These proteins help in the breakdown of chitin by binding to its molecules and exposing them to other digestive enzymes, allowing for efficient digestion. Question 3: Factors Contributing to the Strength of Chitin

Now let’s delve into the factors that contribute to chitin’s impressive strength.

One key factor lies in the unique arrangement of its glycosidic bonds. As we mentioned earlier, chitin’s glucose monomers are linked together through -1,4 glycosidic bonds.

This arrangement creates a long and stable chain structure that can resist mechanical stress. Additionally, the substitution of some hydroxyl groups with acetyl groups on the glucose units plays a crucial role in chitin’s strength.

This substitution introduces a dipole moment, allowing for strong hydrogen bonding within and between chitin chains. These hydrogen bonds provide additional stability and reinforce the overall structure of chitin, enhancing its strength.
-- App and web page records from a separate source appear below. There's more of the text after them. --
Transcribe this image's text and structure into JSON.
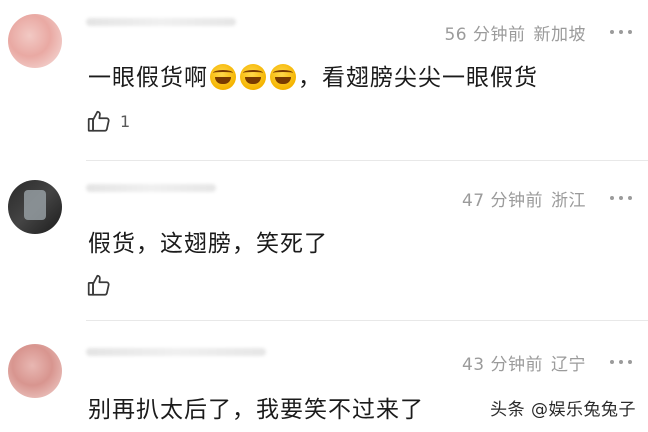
{
  "comments": [
    {
      "time": "56 分钟前",
      "location": "新加坡",
      "text_before": "一眼假货啊",
      "emoji": [
        "rolling-on-floor-laughing-emoji",
        "rolling-on-floor-laughing-emoji",
        "rolling-on-floor-laughing-emoji"
      ],
      "text_after": "，看翅膀尖尖一眼假货",
      "likes": "1"
    },
    {
      "time": "47 分钟前",
      "location": "浙江",
      "text": "假货，这翅膀，笑死了",
      "likes": ""
    },
    {
      "time": "43 分钟前",
      "location": "辽宁",
      "text": "别再扒太后了，我要笑不过来了"
    }
  ],
  "watermark": "头条 @娱乐兔兔子"
}
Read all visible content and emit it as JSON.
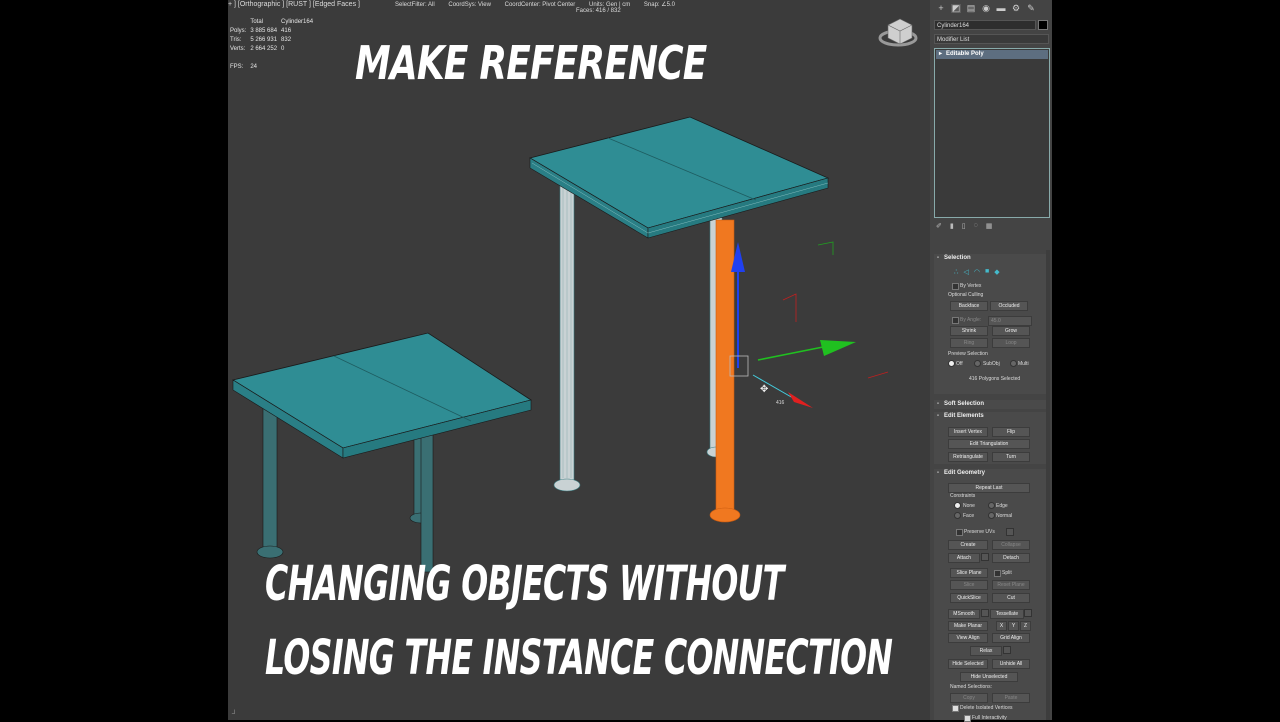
{
  "viewport": {
    "label": "+ ] [Orthographic ] [RUST ] [Edged Faces ]",
    "status": {
      "select_filter": "SelectFilter: All",
      "coord_sys": "CoordSys: View",
      "coord_center": "CoordCenter: Pivot Center",
      "units": "Units: Gen | cm",
      "snap": "Snap: ∠5.0",
      "faces": "Faces: 416 / 832"
    },
    "stats": {
      "header_total": "Total",
      "header_object": "Cylinder164",
      "polys_label": "Polys:",
      "polys_total": "3 885 684",
      "polys_obj": "416",
      "tris_label": "Tris:",
      "tris_total": "5 266 931",
      "tris_obj": "832",
      "verts_label": "Verts:",
      "verts_total": "2 664 252",
      "verts_obj": "0",
      "fps_label": "FPS:",
      "fps_value": "24"
    },
    "gizmo_label": "416"
  },
  "overlay": {
    "title_top": "MAKE REFERENCE",
    "title_line1": "CHANGING OBJECTS WITHOUT",
    "title_line2": "LOSING THE INSTANCE CONNECTION"
  },
  "colors": {
    "table_top": "#2f8d94",
    "selected_leg": "#f07820",
    "viewport_bg": "#3b3b3b",
    "panel_bg": "#444444",
    "gizmo_x": "#e02020",
    "gizmo_y": "#20c020",
    "gizmo_z": "#2040f0"
  },
  "panel": {
    "tabs": [
      "plus-icon",
      "modify-icon",
      "hierarchy-icon",
      "motion-icon",
      "display-icon",
      "utilities-icon",
      "wrench-icon"
    ],
    "object_name": "Cylinder164",
    "modifier_list": "Modifier List",
    "stack_item": "Editable Poly",
    "selection": {
      "header": "Selection",
      "by_vertex": "By Vertex",
      "optional_culling": "Optional Culling",
      "backface": "Backface",
      "occluded": "Occluded",
      "by_angle": "By Angle:",
      "angle_value": "45.0",
      "shrink": "Shrink",
      "grow": "Grow",
      "ring": "Ring",
      "loop": "Loop",
      "preview_selection": "Preview Selection",
      "off": "Off",
      "subobj": "SubObj",
      "multi": "Multi",
      "selected_info": "416 Polygons Selected"
    },
    "soft_selection": {
      "header": "Soft Selection"
    },
    "edit_elements": {
      "header": "Edit Elements",
      "insert_vertex": "Insert Vertex",
      "flip": "Flip",
      "edit_triangulation": "Edit Triangulation",
      "retriangulate": "Retriangulate",
      "turn": "Turn"
    },
    "edit_geometry": {
      "header": "Edit Geometry",
      "repeat_last": "Repeat Last",
      "constraints": "Constraints",
      "none": "None",
      "edge": "Edge",
      "face": "Face",
      "normal": "Normal",
      "preserve_uvs": "Preserve UVs",
      "create": "Create",
      "collapse": "Collapse",
      "attach": "Attach",
      "detach": "Detach",
      "slice_plane": "Slice Plane",
      "split": "Split",
      "slice": "Slice",
      "reset_plane": "Reset Plane",
      "quickslice": "QuickSlice",
      "cut": "Cut",
      "msmooth": "MSmooth",
      "tessellate": "Tessellate",
      "make_planar": "Make Planar",
      "x": "X",
      "y": "Y",
      "z": "Z",
      "view_align": "View Align",
      "grid_align": "Grid Align",
      "relax": "Relax",
      "hide_selected": "Hide Selected",
      "unhide_all": "Unhide All",
      "hide_unselected": "Hide Unselected",
      "named_selections": "Named Selections:",
      "copy": "Copy",
      "paste": "Paste",
      "delete_isolated": "Delete Isolated Vertices",
      "full_interactivity": "Full Interactivity"
    }
  }
}
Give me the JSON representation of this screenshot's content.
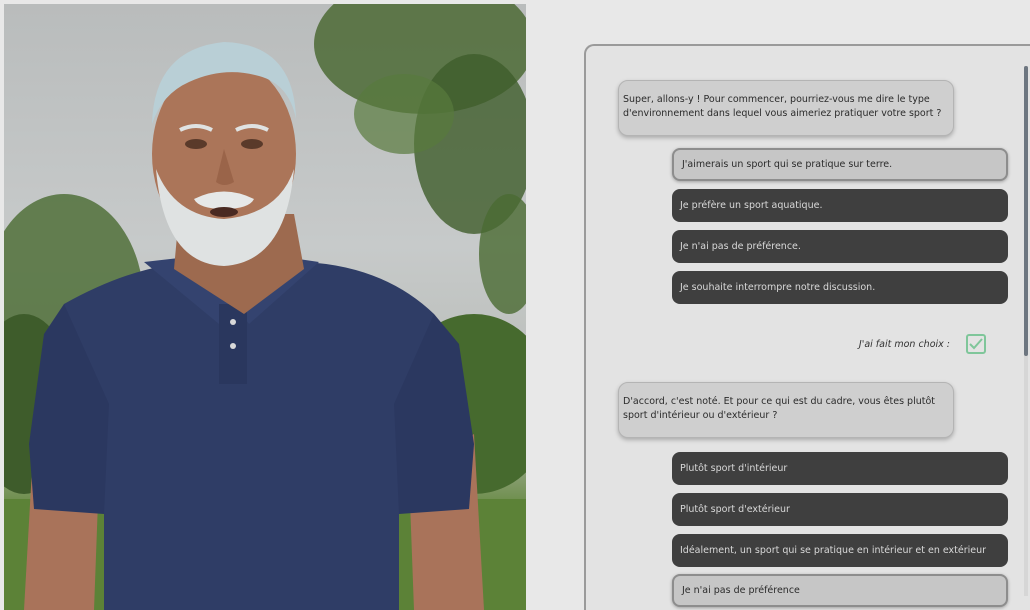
{
  "avatar": {
    "shirt_color": "#2f3d66",
    "hair_color": "#b9cfd6"
  },
  "chat": {
    "messages": [
      {
        "bot_text": "Super, allons-y ! Pour commencer, pourriez-vous me dire le type d'environnement dans lequel vous aimeriez pratiquer votre sport ?",
        "options": [
          {
            "label": "J'aimerais un sport qui se pratique sur terre.",
            "selected": true
          },
          {
            "label": "Je préfère un sport aquatique.",
            "selected": false
          },
          {
            "label": "Je n'ai pas de préférence.",
            "selected": false
          },
          {
            "label": "Je souhaite interrompre notre discussion.",
            "selected": false
          }
        ],
        "confirm_label": "J'ai fait mon choix :"
      },
      {
        "bot_text": "D'accord, c'est noté. Et pour ce qui est du cadre, vous êtes plutôt sport d'intérieur ou d'extérieur ?",
        "options": [
          {
            "label": "Plutôt sport d'intérieur",
            "selected": false
          },
          {
            "label": "Plutôt sport d'extérieur",
            "selected": false
          },
          {
            "label": "Idéalement, un sport qui se pratique en intérieur et en extérieur",
            "selected": false
          },
          {
            "label": "Je n'ai pas de préférence",
            "selected": true
          }
        ]
      }
    ]
  },
  "colors": {
    "option_dark": "#3f3f3f",
    "option_selected": "#c6c6c6",
    "check_accent": "#7fc69a"
  }
}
Another contributing factor to chitin’s strength is the presence of nitrogen side-chains on the glucose units. These nitrogen-containing groups add flexibility and resilience to the chitin chains, enabling them to withstand physical forces while retaining their shape.

The combination of glycosidic bonds, hydrogen bonding, and nitrogen side-chains collectively contribute to the strength and durability of chitin, making it an essential structural polymer in nature. In conclusion, through this quiz, we have explored the diverse applications and characteristics of chitin.

We learned how to identify chitin when encountering an unknown hard substance, compared the digestion mechanisms of anteaters and bats when consuming chitin-rich diets, and delved into the factors that contribute to chitin’s incredible strength. By expanding our knowledge of chitin, we gain a deeper understanding of its importance in the natural world.

In conclusion, the article has explored the fascinating world of chitin and its various aspects. We have gained a deeper understanding of its definition, formation, and unique characteristics such as strength and flexibility.

Chitin’s abundance in nature and its industrial applications have been highlighted, showcasing its versatility and importance. Additionally, we compared its digestion mechanisms in animals and learned about the factors contributing to its remarkable strength.

Overall, chitin plays a vital role in nature, providing structure, protection, and support to various organisms. Its impact extends to industries such as agriculture, medicine, and packaging.

Understanding chitin’s properties and functions opens up possibilities for innovative applications and advances in multiple fields. So next time you explore the wonders of the natural world, remember the remarkable presence and significance of chitin.

Popular Posts